SAM GRAY SINGING - Songs About Humans
The cover artwork and the label’s comparisons to bands like Godspeed You! Black Emperor and A Silver Mt. Zion let me expect another dabbler in the post rock genre, but if Sam Gray Singing’s music is supposed to be post rock, he might just have singled-handedly reinvented an entire genre.
Sam Gray is from New Zealand, and met musician and his future label boss Jacob Faurholt. Both shared a common interest in music, but soon Jacob went back to his native Denmark, while Sam relocated to Austria. Somehow the two artists found each other online several years later, and after some time Songs About Humans was released on Jacob Faurholt’s Raw Onion Records.
The original versions of the songs must have been self-recorded and quite bare, but over the years, there were parts (clarinet, drums, saxophone and violin) added by several guest musicians.

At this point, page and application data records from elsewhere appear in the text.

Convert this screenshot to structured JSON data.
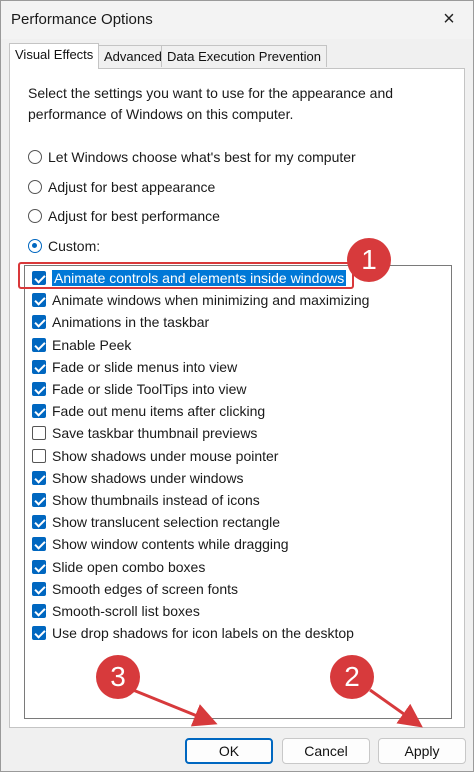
{
  "window": {
    "title": "Performance Options",
    "close_icon": "×"
  },
  "tabs": [
    {
      "label": "Visual Effects",
      "active": true
    },
    {
      "label": "Advanced",
      "active": false
    },
    {
      "label": "Data Execution Prevention",
      "active": false
    }
  ],
  "description": "Select the settings you want to use for the appearance and performance of Windows on this computer.",
  "radios": [
    {
      "label": "Let Windows choose what's best for my computer",
      "checked": false
    },
    {
      "label": "Adjust for best appearance",
      "checked": false
    },
    {
      "label": "Adjust for best performance",
      "checked": false
    },
    {
      "label": "Custom:",
      "checked": true
    }
  ],
  "options": [
    {
      "label": "Animate controls and elements inside windows",
      "checked": true,
      "selected": true
    },
    {
      "label": "Animate windows when minimizing and maximizing",
      "checked": true
    },
    {
      "label": "Animations in the taskbar",
      "checked": true
    },
    {
      "label": "Enable Peek",
      "checked": true
    },
    {
      "label": "Fade or slide menus into view",
      "checked": true
    },
    {
      "label": "Fade or slide ToolTips into view",
      "checked": true
    },
    {
      "label": "Fade out menu items after clicking",
      "checked": true
    },
    {
      "label": "Save taskbar thumbnail previews",
      "checked": false
    },
    {
      "label": "Show shadows under mouse pointer",
      "checked": false
    },
    {
      "label": "Show shadows under windows",
      "checked": true
    },
    {
      "label": "Show thumbnails instead of icons",
      "checked": true
    },
    {
      "label": "Show translucent selection rectangle",
      "checked": true
    },
    {
      "label": "Show window contents while dragging",
      "checked": true
    },
    {
      "label": "Slide open combo boxes",
      "checked": true
    },
    {
      "label": "Smooth edges of screen fonts",
      "checked": true
    },
    {
      "label": "Smooth-scroll list boxes",
      "checked": true
    },
    {
      "label": "Use drop shadows for icon labels on the desktop",
      "checked": true
    }
  ],
  "buttons": {
    "ok": "OK",
    "cancel": "Cancel",
    "apply": "Apply"
  },
  "annotations": {
    "badge1": "1",
    "badge2": "2",
    "badge3": "3"
  },
  "colors": {
    "accent": "#0067c0",
    "annotation": "#d73a3c"
  }
}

The final result is a nearly one hour long masterpiece which left me taken aback already after my first time through. Sam Gray is a trained classical pianist, and he emphasises that no synthesizers were used on the album. Instead we get a thoroughly organic sound, and the somewhat dry production adds even more weight to the music’s sincerity.
Songs About Humans starts with the seven minute long Scratches, a piece of music starting out in an incredibly fragile way, with a string section and the discreet piano laying the backdrop for Sam Gray’s equally fragile vocals. But it doesn’t take long for the song to gain momentum, and as soon as the saxophone joins in, we are transported into an entirely new world. This sounds as if classic line-up Van der Graaf Generator were teaming up with the later Talk Talk. Another thing which strikes me is the discontinuous nature of the song. At times if feels as if it’s over, just to start all over again. This strange trick is used repeatedly throughout the album, to a bewildering yet enchanting effect.

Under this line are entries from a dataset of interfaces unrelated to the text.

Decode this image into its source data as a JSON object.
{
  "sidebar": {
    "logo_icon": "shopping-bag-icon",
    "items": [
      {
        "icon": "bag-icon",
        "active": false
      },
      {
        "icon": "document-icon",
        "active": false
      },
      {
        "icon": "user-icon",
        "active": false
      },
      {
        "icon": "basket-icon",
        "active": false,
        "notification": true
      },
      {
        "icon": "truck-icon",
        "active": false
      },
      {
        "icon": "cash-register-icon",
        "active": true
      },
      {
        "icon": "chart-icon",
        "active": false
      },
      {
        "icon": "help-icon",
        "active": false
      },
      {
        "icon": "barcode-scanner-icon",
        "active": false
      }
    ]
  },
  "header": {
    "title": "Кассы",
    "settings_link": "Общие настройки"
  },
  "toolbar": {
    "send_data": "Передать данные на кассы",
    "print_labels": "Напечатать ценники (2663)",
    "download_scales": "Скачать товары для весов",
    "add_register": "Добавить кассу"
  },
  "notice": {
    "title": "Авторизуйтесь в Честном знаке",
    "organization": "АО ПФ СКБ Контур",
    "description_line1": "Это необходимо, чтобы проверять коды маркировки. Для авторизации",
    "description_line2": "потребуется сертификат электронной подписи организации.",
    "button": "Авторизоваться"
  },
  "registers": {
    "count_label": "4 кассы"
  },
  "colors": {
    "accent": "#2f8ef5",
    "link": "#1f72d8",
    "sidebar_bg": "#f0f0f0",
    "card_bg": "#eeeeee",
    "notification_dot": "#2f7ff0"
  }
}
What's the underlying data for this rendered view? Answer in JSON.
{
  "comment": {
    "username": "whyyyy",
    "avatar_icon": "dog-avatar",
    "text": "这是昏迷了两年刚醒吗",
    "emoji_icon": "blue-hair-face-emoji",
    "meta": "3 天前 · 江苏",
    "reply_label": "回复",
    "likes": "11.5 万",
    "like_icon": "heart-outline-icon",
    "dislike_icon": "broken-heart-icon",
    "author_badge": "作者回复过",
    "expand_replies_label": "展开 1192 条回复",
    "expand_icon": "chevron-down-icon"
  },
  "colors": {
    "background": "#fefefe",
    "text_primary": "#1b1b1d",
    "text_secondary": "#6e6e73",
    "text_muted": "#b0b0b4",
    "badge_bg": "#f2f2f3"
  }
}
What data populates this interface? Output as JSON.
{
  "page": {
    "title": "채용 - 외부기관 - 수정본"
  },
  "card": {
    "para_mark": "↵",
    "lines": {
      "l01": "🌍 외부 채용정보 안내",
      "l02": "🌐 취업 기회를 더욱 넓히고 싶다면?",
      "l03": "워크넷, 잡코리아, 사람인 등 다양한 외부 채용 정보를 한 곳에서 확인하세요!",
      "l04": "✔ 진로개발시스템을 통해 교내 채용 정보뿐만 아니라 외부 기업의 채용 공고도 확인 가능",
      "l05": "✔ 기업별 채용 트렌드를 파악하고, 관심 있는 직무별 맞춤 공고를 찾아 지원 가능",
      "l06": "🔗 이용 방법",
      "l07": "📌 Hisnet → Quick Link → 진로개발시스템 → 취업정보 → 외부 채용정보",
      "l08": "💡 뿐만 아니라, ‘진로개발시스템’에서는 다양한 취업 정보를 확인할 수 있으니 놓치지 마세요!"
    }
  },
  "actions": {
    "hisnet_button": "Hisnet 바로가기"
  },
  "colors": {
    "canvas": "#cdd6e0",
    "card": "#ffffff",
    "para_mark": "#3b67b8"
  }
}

The following Bigotry is eight minutes long is the album’s noise rock track. Sam Gray has distorted his guitar to the max in order to conjure something like a mix of Nineties noise rock and drugged-out shoegaze pop. Plenty of experimental moments make sure that the song doesn’t feel too long. Next up are three shorter tracks, where especially Dineen mesmerises with impossibly beautiful piano playing. If there were to be a single off this album, it would absolutely be this track. The nine minute long Late March, Oslo is a somewhat weird piece of music that never really seems to be going anywhere and still manages to capture your attention during its entire length, before the quarter hour long magnum opus Diversity takes the honours of being the undisputed highlight of the record. This song has it all: quiet, meditative moments, rousing progressive rock outburst, tension, momentum, genius,… everything! After such a momentous composition, the album ends of a cello octet version of the noise rocker Bigotry in a mellow way.
I don’t often give albums the maximum rating, yet for this one, it sadly seems too little to describe all the magic and wonders you will encounter here. Most great records today have impeccable songwriting and the right attitude to touch your heart, but Songs About Humans has even more. Sam Gray Singing is not only an incredibly gifted musician, but he also realised the quasi impossible by creating something totally unique. Contrast this with the fact that as of me writing this piece, he only has 40 “fans” on Facebook, and we are faced with the biggest injustice of the artistic world. I strongly suggest you drop everything you are doing right this instant and get your hands on this impossibly beautiful piece of art!